In a chapter subhead titled "Origins of Mutual Distrust," Sayre, a geography professor at the University of California at Berkeley, admits to readers that while the historical Western range may be broken, "the polarized politics of rangeland conflict, pitting ranchers against environmentalists in a kind of holy war, made wholesale reform unattainable." Instead, it took innovative approaches emerging from the grassroots level, poking up through layers of indifference, habit and bureaucracy, to get differing agendas on the same page. "Imagine the Western range as an enormous puzzle whose pieces have not only come apart but changed their shapes as well. They cannot be put back together according to the old picture. The Malpai Group has chosen to look at all the pieces in this 1,250-square-mile puzzle and insist they can be one whole again. The Group remains many years away from completing this new picture, but they are further along than anyone else."

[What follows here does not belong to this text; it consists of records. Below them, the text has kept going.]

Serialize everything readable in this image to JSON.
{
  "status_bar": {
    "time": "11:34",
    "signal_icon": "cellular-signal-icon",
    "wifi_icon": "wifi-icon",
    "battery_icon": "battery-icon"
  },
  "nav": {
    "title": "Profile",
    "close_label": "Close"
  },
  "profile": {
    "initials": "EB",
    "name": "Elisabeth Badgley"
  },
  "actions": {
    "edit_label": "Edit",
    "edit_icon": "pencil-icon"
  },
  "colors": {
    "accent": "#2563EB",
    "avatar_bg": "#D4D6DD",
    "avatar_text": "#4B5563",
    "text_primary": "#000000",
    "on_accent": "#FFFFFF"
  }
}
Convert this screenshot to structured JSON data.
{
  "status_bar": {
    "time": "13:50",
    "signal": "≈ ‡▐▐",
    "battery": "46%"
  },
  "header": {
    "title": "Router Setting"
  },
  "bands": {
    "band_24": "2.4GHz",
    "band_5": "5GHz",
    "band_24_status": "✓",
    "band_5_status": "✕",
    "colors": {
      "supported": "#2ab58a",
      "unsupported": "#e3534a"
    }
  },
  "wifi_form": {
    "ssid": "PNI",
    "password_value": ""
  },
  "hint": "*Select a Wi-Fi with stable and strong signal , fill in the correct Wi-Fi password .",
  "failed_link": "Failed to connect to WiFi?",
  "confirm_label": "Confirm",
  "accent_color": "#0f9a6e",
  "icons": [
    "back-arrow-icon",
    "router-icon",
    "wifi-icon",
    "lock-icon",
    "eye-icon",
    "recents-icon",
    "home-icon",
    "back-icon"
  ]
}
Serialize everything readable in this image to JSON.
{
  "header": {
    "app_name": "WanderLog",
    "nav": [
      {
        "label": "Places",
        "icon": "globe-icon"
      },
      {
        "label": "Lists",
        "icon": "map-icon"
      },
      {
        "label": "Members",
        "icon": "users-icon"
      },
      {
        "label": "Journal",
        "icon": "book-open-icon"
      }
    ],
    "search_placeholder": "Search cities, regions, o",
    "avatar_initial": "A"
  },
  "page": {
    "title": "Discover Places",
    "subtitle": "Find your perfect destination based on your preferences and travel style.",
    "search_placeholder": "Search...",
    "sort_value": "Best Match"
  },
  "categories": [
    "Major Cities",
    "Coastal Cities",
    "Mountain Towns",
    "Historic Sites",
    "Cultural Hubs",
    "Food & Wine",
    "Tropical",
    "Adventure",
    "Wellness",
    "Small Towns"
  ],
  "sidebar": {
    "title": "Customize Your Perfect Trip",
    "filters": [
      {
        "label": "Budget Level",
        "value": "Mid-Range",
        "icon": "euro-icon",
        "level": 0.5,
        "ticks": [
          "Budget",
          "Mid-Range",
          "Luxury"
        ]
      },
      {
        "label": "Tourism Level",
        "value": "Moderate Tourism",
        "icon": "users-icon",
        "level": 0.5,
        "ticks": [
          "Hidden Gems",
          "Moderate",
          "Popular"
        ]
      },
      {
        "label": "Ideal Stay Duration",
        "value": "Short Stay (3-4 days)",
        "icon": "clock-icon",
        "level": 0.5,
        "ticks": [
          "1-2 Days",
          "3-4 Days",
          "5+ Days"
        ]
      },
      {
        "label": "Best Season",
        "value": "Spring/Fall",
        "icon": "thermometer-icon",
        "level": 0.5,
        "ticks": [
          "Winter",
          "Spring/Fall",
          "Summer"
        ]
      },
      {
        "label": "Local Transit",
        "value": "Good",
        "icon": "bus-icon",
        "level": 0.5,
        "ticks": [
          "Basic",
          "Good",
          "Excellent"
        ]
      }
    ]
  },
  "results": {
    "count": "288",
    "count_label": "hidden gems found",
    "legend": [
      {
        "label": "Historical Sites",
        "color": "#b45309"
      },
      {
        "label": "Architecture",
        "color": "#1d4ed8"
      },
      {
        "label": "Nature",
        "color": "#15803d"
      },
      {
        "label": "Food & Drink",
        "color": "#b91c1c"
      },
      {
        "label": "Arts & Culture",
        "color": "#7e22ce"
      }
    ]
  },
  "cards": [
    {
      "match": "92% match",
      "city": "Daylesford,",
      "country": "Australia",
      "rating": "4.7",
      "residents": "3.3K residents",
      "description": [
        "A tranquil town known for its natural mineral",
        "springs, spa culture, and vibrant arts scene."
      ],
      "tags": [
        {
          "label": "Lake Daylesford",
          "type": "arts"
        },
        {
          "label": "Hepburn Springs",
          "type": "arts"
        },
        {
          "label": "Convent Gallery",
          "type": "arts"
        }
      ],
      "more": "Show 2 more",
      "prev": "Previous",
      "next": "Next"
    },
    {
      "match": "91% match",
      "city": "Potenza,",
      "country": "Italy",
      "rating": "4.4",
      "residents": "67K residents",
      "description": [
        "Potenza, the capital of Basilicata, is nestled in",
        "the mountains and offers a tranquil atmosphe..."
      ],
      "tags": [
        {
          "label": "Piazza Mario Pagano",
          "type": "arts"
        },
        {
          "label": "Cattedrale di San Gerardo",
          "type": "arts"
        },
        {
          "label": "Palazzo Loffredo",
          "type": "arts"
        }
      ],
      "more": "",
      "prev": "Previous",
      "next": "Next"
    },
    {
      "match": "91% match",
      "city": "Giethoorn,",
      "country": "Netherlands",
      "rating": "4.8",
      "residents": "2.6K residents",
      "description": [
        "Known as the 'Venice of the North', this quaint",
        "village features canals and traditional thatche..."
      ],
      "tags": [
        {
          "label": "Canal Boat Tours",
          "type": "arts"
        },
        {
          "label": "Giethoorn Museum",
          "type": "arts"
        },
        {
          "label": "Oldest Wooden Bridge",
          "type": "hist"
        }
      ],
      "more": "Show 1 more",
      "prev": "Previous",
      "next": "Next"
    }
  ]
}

How they began, where they slipped and faltered, picked themselves up again, regrouped and got back on track makes for interesting reading. Reviewer Gary Meffe, editor of Conservation Biology, sums it up by noting, "Sayre tells a critically important story of the coming together of community, consensus, trust, humility and a keen sense of place, all in the service of people and nature." Author Curt Meine (Aldo Leopold: His Life and Work) writes, "Working Wilderness will challenge you, wherever you work, to think in fresh ways about the complexities of conservation and land health." Just as all of the participants have challenged themselves and each other to try to put aside partisan interests and work toward the common good.
"There is no single person or event from which the group sprang and no simple way to explain it," writes Sayre. "It arose from a complex of intersecting crises, some local and some regional or national in scale, and its success is attributable to the combined efforts of many very different people."
A certain amount of arguing about the shape of the discussion table was necessary before realizing that cooperation and compromise would be necessary to accomplish any good. The discussions and the goals they have already achieved make for an interesting read.